His first years in Madrid were not good though, specially because he was used as a left-back, but with Jorge Valdano as Madrid coach he won the Liga the season 94-95 and scored one of the 5 goals against Barcelona in Bernabeu Stadium. That and his character -he was one of those players hated by everyone but their team supporters- made him kind of persona non grata in Barcelona. However, season 95-96 was one of the worst in Madrid history and Luis Enrique, refusing to renew his contract maybe because he wanted to live by the ocean, became one of the scapegoats of the merengues, and since the enemies of our enemies are our friends, Luis Enrique was more than welcomed when he landed in Barcelona the following season. In case you were wondering, by then Iván Iglesias had already gone back to Gijón and he ended up his career in the New York MetroStars (now Red Bulls).

In his first season in Barcelona, Luis Enrique scored more goals in la Liga (17) than he had scored in all his previous years in Madrid combined. This is not a strange fact, since that squad, under the command of 63 years old  sir Bobby Robson (who brought an interpreter with him called Mourinho), was so chaotic and unpredictable that an overwhelmed Guardiola spent most of the time in the pitch trying to put the players in order, starting his career as a coach. Next season, with Louis Van Gaal, he scored 18 goals and won the first of the 2 consecutive Ligas he helped us earn.

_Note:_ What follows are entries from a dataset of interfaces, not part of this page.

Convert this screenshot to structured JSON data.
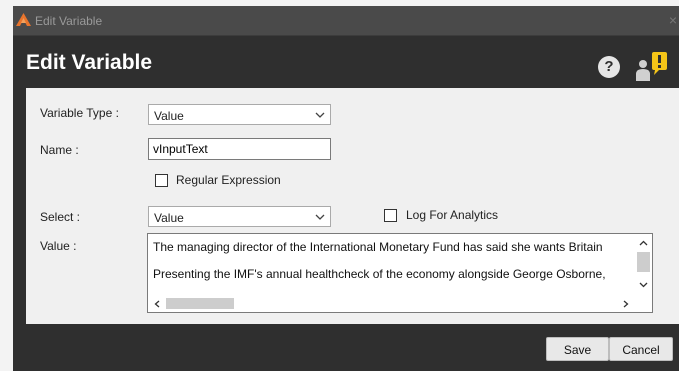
{
  "window": {
    "title": "Edit Variable",
    "close_glyph": "×"
  },
  "header": {
    "title": "Edit Variable",
    "help_glyph": "?"
  },
  "icons": {
    "app": "app-logo-icon",
    "help": "help-icon",
    "user_alert": "user-alert-icon"
  },
  "form": {
    "variable_type": {
      "label": "Variable Type :",
      "value": "Value"
    },
    "name": {
      "label": "Name :",
      "value": "vInputText"
    },
    "regex": {
      "label": "Regular Expression",
      "checked": false
    },
    "select": {
      "label": "Select :",
      "value": "Value"
    },
    "log_analytics": {
      "label": "Log For Analytics",
      "checked": false
    },
    "value": {
      "label": "Value :",
      "lines": [
        "The managing director of the International Monetary Fund has said she wants Britain",
        "Presenting the IMF's annual healthcheck of the economy alongside George Osborne,"
      ]
    }
  },
  "buttons": {
    "save": "Save",
    "cancel": "Cancel"
  },
  "colors": {
    "title_bar": "#4a4a4a",
    "header_bg": "#2f2f2f",
    "panel_bg": "#f0f0f0",
    "alert_yellow": "#f5c518"
  }
}
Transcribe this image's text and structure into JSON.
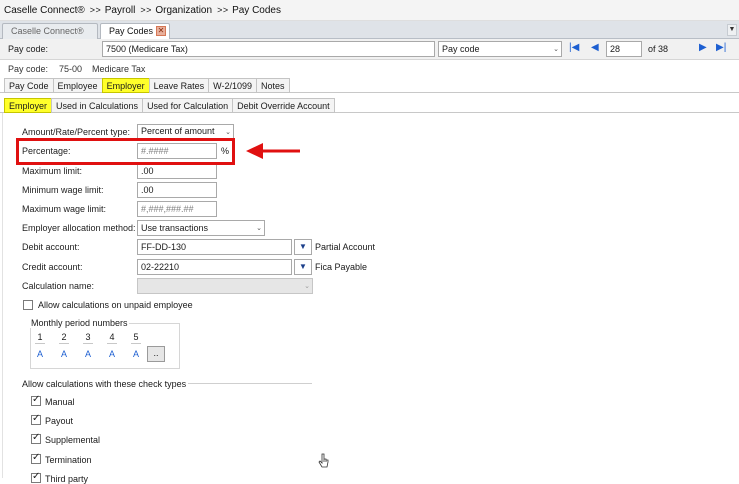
{
  "breadcrumb": {
    "items": [
      "Caselle Connect®",
      "Payroll",
      "Organization",
      "Pay Codes"
    ],
    "separator": "> >"
  },
  "doc_tabs": {
    "tab1": "Caselle Connect®",
    "tab2": "Pay Codes",
    "close_glyph": "✕",
    "scroll_glyph": "▼"
  },
  "selector": {
    "label": "Pay code:",
    "value": "7500 (Medicare Tax)",
    "lookup_by": "Pay code",
    "record": "28",
    "of_total": "of 38",
    "nav_first": "|◀",
    "nav_prev": "◀",
    "nav_next": "▶",
    "nav_last": "▶|"
  },
  "info": {
    "label": "Pay code:",
    "number": "75-00",
    "name": "Medicare Tax"
  },
  "section_tabs": [
    "Pay Code",
    "Employee",
    "Employer",
    "Leave Rates",
    "W-2/1099",
    "Notes"
  ],
  "sub_tabs": [
    "Employer",
    "Used in Calculations",
    "Used for Calculation",
    "Debit Override Account"
  ],
  "form": {
    "amount_type_label": "Amount/Rate/Percent type:",
    "amount_type_value": "Percent of amount",
    "percentage_label": "Percentage:",
    "percentage_placeholder": "#.####",
    "percent_sign": "%",
    "max_limit_label": "Maximum limit:",
    "max_limit_value": ".00",
    "min_wage_label": "Minimum wage limit:",
    "min_wage_value": ".00",
    "max_wage_label": "Maximum wage limit:",
    "max_wage_placeholder": "#,###,###.##",
    "allocation_label": "Employer allocation method:",
    "allocation_value": "Use transactions",
    "debit_label": "Debit account:",
    "debit_value": "FF-DD-130",
    "debit_desc": "Partial Account",
    "credit_label": "Credit account:",
    "credit_value": "02-22210",
    "credit_desc": "Fica Payable",
    "calc_name_label": "Calculation name:",
    "allow_unpaid_label": "Allow calculations on unpaid employee",
    "monthly_title": "Monthly period numbers",
    "monthly_numbers": [
      "1",
      "2",
      "3",
      "4",
      "5"
    ],
    "monthly_values": [
      "A",
      "A",
      "A",
      "A",
      "A"
    ],
    "more_label": "..",
    "check_types_title": "Allow calculations with these check types",
    "check_types": [
      "Manual",
      "Payout",
      "Supplemental",
      "Termination",
      "Third party"
    ],
    "lookup_glyph": "▼",
    "dropdown_glyph": "⌄"
  },
  "colors": {
    "active_tab": "#ffff2a",
    "annotation": "#e01010",
    "nav_blue": "#1d5fd1"
  }
}
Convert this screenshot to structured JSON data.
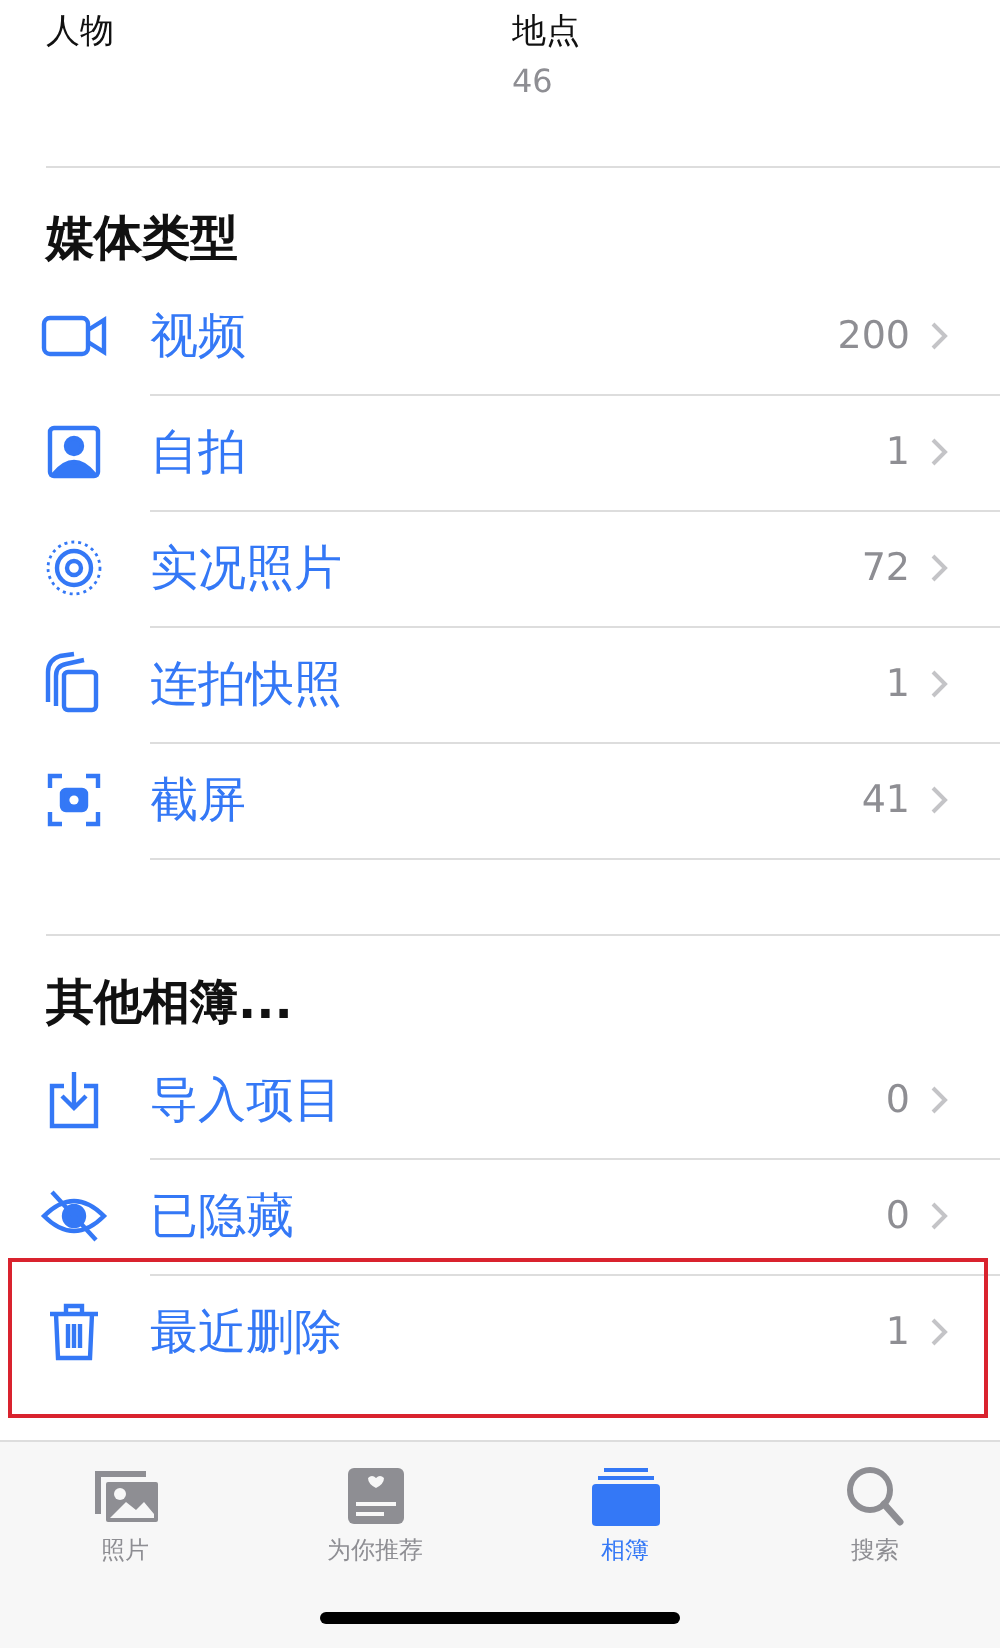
{
  "top_albums": [
    {
      "title": "人物"
    },
    {
      "title": "地点",
      "count": "46"
    }
  ],
  "sections": [
    {
      "title": "媒体类型",
      "items": [
        {
          "kind": "video",
          "label": "视频",
          "count": "200",
          "highlighted": false
        },
        {
          "kind": "selfie",
          "label": "自拍",
          "count": "1",
          "highlighted": false
        },
        {
          "kind": "live",
          "label": "实况照片",
          "count": "72",
          "highlighted": false
        },
        {
          "kind": "burst",
          "label": "连拍快照",
          "count": "1",
          "highlighted": false
        },
        {
          "kind": "screenshot",
          "label": "截屏",
          "count": "41",
          "highlighted": false
        }
      ]
    },
    {
      "title": "其他相簿...",
      "items": [
        {
          "kind": "import",
          "label": "导入项目",
          "count": "0",
          "highlighted": false
        },
        {
          "kind": "hidden",
          "label": "已隐藏",
          "count": "0",
          "highlighted": false
        },
        {
          "kind": "trash",
          "label": "最近删除",
          "count": "1",
          "highlighted": true
        }
      ]
    }
  ],
  "tab_bar": [
    {
      "kind": "photos",
      "label": "照片",
      "selected": false
    },
    {
      "kind": "foryou",
      "label": "为你推荐",
      "selected": false
    },
    {
      "kind": "albums",
      "label": "相簿",
      "selected": true
    },
    {
      "kind": "search",
      "label": "搜索",
      "selected": false
    }
  ]
}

Fearless Luis Enrique never avoided contact

After that, well, FC Barcelona wandered the wilderness for six painful years or as they call it in Catalunya: the crossing of the desert or the years of the drought in which we won nothing but 2 Catalunya Cups and had 6 different coaches. Those were the times when Barcelona supporters paid more attention to the basketball team and it is fair to say we finally won the longed Euroleague.  Luis Enrique, always a favourite of the crowd, was the captain of the team from 2002 to 2004, before passing the armband to Carles Puyol. He retired at the age of 34 under the orders of Frank Rijkaard the year before Barcelona won La Liga again.

After that he moved to Australia where he surfed and ran marathons around the world before he came back to replace Guardiola as the coach of FC Barcelona B team.  He coached for one season AS Roma and Celta de Vigo before landing again in Barcelona. With him we can be assure: whoever does not run, does not play.

Luis Enrique, already a legend, says goodbye on May 16th, 2004.